**Data shown:**
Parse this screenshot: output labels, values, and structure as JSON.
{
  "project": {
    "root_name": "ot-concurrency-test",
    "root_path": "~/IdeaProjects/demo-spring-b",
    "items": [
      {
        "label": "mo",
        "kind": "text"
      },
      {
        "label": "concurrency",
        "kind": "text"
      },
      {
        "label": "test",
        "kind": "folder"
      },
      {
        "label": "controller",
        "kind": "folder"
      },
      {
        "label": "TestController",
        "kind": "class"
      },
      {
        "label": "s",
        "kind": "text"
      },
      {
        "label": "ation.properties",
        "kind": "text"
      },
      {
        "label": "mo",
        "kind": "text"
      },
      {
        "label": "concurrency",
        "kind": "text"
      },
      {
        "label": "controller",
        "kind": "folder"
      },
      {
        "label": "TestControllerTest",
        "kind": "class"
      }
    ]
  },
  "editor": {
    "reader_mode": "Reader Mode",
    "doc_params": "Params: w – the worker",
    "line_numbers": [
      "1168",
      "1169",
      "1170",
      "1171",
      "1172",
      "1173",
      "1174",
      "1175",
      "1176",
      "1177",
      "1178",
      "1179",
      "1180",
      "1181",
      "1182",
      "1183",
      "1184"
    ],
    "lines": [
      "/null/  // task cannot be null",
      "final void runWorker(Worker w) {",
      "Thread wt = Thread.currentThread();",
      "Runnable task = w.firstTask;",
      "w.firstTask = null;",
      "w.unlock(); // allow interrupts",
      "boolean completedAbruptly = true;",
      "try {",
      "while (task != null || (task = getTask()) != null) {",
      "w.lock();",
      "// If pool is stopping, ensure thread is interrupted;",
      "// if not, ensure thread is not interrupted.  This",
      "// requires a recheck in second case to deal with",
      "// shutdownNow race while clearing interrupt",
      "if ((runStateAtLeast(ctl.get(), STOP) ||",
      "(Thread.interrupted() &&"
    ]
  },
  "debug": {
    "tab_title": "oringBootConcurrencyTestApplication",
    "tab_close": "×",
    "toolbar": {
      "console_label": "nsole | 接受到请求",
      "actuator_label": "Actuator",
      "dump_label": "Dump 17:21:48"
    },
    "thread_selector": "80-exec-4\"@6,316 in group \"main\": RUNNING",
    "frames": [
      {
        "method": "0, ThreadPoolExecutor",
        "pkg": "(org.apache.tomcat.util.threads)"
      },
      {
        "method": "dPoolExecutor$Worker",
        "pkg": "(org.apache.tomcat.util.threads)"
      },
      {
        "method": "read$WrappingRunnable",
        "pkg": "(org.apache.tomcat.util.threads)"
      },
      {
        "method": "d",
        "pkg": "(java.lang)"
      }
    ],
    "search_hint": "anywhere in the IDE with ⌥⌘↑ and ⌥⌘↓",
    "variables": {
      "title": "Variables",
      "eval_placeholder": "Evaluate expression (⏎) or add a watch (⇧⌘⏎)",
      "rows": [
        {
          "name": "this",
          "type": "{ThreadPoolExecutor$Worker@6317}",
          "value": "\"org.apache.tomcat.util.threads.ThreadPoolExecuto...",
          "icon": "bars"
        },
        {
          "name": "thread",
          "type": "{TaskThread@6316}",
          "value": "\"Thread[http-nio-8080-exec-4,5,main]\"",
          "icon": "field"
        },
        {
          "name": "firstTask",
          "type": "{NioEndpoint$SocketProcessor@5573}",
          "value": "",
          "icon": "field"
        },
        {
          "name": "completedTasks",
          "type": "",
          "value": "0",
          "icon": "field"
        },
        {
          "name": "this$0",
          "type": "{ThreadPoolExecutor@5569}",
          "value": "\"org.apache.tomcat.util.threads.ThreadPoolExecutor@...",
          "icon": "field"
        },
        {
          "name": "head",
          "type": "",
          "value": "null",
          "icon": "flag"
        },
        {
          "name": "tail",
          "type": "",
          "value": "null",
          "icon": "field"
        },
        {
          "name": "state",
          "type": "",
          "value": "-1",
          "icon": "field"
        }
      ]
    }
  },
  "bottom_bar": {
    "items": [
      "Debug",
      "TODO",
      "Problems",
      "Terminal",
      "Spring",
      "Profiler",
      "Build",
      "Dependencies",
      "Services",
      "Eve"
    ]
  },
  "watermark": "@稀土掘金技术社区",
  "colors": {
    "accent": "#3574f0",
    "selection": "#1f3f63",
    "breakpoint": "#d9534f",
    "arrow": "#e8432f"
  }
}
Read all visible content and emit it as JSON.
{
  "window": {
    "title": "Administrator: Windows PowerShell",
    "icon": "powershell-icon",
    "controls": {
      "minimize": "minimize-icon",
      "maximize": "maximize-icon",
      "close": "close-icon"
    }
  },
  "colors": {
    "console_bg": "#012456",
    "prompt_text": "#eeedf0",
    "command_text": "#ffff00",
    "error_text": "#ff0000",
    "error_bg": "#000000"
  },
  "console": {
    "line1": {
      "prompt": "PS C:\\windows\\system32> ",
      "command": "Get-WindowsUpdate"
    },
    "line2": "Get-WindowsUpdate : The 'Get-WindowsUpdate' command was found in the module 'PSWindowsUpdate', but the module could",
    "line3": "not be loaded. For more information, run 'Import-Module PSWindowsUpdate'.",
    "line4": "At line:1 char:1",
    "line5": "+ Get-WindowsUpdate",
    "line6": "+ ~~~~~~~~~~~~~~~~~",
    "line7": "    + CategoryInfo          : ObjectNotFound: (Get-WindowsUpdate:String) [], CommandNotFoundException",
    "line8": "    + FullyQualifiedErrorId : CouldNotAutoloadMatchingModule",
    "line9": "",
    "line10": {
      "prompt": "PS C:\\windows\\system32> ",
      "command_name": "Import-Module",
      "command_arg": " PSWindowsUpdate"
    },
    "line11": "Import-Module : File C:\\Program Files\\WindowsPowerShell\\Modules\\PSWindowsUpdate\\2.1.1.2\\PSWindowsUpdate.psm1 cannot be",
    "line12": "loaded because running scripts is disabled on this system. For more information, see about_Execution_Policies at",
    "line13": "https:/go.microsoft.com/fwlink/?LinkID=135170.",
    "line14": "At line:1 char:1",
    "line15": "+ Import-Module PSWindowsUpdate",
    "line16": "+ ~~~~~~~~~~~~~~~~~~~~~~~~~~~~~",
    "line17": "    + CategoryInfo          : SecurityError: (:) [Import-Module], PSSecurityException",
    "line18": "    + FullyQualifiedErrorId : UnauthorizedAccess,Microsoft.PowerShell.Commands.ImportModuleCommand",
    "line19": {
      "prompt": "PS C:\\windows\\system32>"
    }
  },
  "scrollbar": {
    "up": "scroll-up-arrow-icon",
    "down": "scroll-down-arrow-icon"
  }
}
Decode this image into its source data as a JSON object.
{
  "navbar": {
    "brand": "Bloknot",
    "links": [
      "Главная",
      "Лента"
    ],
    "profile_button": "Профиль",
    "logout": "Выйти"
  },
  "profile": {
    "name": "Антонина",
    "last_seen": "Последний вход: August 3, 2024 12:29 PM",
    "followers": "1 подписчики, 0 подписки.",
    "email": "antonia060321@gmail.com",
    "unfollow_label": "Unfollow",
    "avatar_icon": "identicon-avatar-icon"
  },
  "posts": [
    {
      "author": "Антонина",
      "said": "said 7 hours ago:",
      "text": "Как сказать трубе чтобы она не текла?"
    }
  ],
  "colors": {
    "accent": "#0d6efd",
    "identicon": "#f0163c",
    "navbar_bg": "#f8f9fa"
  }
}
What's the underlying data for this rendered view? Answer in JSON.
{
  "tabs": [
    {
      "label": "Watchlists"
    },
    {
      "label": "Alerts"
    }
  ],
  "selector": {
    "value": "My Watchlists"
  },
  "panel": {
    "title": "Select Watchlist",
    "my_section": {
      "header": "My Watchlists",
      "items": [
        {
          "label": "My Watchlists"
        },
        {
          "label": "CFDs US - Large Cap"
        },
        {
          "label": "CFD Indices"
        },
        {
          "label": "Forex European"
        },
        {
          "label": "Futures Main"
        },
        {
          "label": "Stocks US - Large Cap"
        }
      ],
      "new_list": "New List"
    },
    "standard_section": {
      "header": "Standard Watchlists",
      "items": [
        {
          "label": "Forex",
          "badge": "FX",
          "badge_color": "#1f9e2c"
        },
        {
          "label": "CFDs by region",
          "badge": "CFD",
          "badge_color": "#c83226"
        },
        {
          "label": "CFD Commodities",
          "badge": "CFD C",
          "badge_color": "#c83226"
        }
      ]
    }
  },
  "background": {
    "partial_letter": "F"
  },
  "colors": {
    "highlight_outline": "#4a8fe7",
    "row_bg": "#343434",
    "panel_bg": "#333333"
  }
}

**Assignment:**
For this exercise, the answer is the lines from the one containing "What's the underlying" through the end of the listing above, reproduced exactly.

**Your response:**
What's the underlying data for this rendered view? Answer in JSON.
{
  "tabs": [
    {
      "label": "Watchlists"
    },
    {
      "label": "Alerts"
    }
  ],
  "selector": {
    "value": "My Watchlists"
  },
  "panel": {
    "title": "Select Watchlist",
    "my_section": {
      "header": "My Watchlists",
      "items": [
        {
          "label": "My Watchlists"
        },
        {
          "label": "CFDs US - Large Cap"
        },
        {
          "label": "CFD Indices"
        },
        {
          "label": "Forex European"
        },
        {
          "label": "Futures Main"
        },
        {
          "label": "Stocks US - Large Cap"
        }
      ],
      "new_list": "New List"
    },
    "standard_section": {
      "header": "Standard Watchlists",
      "items": [
        {
          "label": "Forex",
          "badge": "FX",
          "badge_color": "#1f9e2c"
        },
        {
          "label": "CFDs by region",
          "badge": "CFD",
          "badge_color": "#c83226"
        },
        {
          "label": "CFD Commodities",
          "badge": "CFD C",
          "badge_color": "#c83226"
        }
      ]
    }
  },
  "background": {
    "partial_letter": "F"
  },
  "colors": {
    "highlight_outline": "#4a8fe7",
    "row_bg": "#343434",
    "panel_bg": "#333333"
  }
}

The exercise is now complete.